Linda Christianson is an independent studio potter who lives and works in rural Minnesota. Upon completing her education in 1977, she immediately set up a studio, built her first poorly designed wood kiln, and has been firing with wood ever since. Besides having split a lot of wood over the years, she has designed many wood kilns for schools and individuals. Linda studied at Hamline University (St Paul, Minnesota), and the Banff Centre School of Fine Arts (Banff, Alberta, Canada). She exhibits nationally and internationally, including one person exhibits in London and St. Louis. Her pieces are in numerous public and private collections, including the American Museum of Ceramic Art and the Glenboe Museum. An itinerant educator, Linda has taught at colleges and universities, including Carleton College and the Hartford Art School. As a workshop and conference presenter she has had the opportunity to work with people and kilns all over the world. Linda received fellowships from the National Endowment for the Arts and the McKnight Foundation. Her recent writing appeared in Studio Potter and The Log Book. One of her goals is to make a better cup each day.

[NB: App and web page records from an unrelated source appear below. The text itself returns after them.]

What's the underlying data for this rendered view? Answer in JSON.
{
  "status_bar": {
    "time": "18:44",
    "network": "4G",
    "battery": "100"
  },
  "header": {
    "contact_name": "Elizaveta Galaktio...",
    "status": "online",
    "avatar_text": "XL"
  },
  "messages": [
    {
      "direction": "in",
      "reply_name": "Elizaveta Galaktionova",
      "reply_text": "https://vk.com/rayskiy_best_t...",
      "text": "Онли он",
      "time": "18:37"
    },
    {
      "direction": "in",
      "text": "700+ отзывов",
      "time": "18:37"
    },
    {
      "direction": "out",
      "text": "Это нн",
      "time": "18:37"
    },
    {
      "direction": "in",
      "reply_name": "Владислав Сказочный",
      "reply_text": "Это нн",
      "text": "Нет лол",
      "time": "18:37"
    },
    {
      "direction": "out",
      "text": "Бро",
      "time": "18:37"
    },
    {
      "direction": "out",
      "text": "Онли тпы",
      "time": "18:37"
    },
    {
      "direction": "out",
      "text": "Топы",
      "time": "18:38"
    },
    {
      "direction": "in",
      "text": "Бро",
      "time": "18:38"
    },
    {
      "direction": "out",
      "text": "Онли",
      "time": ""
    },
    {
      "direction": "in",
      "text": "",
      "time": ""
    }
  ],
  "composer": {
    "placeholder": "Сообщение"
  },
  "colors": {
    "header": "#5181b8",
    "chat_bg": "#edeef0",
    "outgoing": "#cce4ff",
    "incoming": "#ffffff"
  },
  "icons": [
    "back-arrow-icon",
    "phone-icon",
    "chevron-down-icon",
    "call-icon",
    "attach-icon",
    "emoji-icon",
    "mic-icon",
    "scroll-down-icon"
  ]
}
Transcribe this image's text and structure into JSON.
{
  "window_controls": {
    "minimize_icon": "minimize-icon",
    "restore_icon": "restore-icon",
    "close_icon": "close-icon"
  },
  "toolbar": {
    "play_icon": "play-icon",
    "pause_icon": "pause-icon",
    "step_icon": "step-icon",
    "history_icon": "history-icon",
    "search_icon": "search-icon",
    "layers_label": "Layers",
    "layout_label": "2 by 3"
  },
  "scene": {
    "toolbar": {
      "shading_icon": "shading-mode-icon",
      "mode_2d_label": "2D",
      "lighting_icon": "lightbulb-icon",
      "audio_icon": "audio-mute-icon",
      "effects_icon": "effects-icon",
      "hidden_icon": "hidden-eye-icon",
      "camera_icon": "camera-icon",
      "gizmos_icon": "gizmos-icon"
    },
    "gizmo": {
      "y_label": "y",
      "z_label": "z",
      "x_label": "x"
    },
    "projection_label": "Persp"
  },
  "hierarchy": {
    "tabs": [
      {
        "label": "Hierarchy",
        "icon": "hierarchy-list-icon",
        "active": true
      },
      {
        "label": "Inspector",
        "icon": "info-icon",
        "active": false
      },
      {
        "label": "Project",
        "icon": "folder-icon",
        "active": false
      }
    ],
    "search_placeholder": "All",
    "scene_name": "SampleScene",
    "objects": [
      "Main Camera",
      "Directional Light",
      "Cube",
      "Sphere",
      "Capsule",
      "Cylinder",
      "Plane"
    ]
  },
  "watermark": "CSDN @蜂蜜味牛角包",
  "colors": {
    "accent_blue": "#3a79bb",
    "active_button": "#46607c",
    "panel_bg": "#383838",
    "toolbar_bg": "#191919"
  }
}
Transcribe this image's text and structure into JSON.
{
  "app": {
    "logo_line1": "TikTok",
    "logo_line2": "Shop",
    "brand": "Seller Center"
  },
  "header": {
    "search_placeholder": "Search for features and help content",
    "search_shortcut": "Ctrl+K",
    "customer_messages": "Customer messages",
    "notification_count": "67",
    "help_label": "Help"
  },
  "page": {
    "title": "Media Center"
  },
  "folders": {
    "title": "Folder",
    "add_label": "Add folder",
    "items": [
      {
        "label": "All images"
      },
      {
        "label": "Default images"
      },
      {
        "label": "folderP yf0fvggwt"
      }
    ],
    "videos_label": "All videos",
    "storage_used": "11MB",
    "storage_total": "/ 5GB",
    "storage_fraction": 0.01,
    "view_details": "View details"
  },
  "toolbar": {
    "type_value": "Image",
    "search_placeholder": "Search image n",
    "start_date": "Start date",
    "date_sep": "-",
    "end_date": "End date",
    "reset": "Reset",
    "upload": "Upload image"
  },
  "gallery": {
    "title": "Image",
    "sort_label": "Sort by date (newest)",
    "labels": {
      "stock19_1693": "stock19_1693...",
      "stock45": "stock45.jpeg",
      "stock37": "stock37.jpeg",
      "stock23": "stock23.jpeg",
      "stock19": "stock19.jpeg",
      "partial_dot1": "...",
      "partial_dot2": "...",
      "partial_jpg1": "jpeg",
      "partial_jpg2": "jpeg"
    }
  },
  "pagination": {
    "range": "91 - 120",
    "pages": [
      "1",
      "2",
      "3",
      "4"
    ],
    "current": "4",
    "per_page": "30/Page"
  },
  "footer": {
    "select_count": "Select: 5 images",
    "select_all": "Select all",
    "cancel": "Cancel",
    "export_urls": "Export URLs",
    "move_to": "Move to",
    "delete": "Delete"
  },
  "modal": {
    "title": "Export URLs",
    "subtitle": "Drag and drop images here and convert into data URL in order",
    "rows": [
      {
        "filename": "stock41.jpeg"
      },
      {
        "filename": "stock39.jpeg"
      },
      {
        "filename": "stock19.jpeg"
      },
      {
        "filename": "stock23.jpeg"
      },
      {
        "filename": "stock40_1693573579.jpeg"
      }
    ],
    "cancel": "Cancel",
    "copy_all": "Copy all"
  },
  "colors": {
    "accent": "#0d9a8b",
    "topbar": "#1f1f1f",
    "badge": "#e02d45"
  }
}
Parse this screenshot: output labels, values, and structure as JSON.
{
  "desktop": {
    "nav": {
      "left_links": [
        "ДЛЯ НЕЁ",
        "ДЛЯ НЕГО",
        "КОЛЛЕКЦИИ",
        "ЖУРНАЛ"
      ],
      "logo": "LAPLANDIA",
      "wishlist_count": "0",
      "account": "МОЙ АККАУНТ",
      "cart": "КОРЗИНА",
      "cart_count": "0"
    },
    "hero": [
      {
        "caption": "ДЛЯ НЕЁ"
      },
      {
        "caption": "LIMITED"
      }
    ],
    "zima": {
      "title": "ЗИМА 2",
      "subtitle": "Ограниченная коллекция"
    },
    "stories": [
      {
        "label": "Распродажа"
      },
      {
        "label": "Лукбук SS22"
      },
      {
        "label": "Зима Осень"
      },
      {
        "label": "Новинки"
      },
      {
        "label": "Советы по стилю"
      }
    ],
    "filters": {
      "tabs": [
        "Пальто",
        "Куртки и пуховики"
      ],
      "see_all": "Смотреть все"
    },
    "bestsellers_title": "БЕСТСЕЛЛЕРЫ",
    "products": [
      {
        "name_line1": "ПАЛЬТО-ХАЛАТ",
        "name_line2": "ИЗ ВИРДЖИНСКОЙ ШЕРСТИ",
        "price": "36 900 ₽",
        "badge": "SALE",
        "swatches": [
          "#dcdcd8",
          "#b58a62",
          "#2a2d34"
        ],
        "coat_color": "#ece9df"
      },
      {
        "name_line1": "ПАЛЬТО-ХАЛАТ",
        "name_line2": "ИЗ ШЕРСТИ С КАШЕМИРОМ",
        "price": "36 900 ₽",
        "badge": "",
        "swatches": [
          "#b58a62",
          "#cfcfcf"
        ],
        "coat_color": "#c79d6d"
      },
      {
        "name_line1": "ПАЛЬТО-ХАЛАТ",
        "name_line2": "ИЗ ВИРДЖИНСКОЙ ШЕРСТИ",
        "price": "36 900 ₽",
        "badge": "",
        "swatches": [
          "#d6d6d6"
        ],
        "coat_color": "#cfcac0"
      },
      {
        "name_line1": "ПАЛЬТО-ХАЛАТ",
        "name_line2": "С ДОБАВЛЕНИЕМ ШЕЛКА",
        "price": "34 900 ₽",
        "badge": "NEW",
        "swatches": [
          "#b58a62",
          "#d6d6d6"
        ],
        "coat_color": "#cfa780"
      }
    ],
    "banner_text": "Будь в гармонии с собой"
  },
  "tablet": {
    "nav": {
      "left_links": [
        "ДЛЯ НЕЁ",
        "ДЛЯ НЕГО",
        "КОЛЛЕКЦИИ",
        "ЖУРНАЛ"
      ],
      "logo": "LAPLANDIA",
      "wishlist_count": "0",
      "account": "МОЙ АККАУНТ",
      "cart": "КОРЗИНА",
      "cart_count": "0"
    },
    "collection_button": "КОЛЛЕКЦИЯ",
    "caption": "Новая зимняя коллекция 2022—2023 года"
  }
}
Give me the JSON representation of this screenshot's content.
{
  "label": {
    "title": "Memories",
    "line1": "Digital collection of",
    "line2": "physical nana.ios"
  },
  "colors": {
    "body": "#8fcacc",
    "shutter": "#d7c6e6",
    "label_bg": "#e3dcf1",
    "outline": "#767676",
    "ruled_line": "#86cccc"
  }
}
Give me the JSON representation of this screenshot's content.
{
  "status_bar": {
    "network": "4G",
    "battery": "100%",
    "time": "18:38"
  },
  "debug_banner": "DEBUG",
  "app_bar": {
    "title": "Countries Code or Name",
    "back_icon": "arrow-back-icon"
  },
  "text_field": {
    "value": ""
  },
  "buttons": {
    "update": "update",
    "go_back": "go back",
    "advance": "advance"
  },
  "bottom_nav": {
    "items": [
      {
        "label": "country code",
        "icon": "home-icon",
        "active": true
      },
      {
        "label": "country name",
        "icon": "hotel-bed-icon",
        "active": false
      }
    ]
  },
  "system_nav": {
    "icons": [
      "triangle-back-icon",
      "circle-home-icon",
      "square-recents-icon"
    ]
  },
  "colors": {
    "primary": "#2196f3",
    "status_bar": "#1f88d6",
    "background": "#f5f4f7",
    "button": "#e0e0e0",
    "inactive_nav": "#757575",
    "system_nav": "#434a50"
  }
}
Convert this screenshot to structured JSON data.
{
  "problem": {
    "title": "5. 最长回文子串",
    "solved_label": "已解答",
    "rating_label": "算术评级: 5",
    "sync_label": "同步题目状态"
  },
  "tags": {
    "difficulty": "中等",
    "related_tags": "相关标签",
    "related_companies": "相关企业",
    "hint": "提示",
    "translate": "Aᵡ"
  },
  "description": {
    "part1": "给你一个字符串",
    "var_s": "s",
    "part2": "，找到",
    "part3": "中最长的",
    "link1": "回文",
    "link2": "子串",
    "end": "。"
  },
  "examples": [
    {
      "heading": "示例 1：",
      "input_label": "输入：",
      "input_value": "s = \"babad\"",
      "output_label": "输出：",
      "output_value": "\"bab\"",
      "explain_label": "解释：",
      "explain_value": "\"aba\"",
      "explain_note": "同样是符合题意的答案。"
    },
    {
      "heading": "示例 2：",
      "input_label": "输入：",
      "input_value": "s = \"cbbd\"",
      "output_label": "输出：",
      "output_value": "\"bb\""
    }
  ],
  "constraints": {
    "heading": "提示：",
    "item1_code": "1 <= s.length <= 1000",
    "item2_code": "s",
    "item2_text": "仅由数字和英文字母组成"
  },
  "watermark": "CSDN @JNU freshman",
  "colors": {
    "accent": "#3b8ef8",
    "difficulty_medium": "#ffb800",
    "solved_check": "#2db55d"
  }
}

Having made pots now for about 40 years, I am surprised that it is still both a hopeful and troublesome effort to make a decent pot. The qualities that I search for in my work are fairly straight forward yet elusive. I am interested in a pot that does its duty well yet can stand on its own as a visual object. Woodfiring offers the forms a quiet surface that hopefully retains the essence of the clay itself. These pots are not sculpture; they seem to act more like engaging tools than anything else.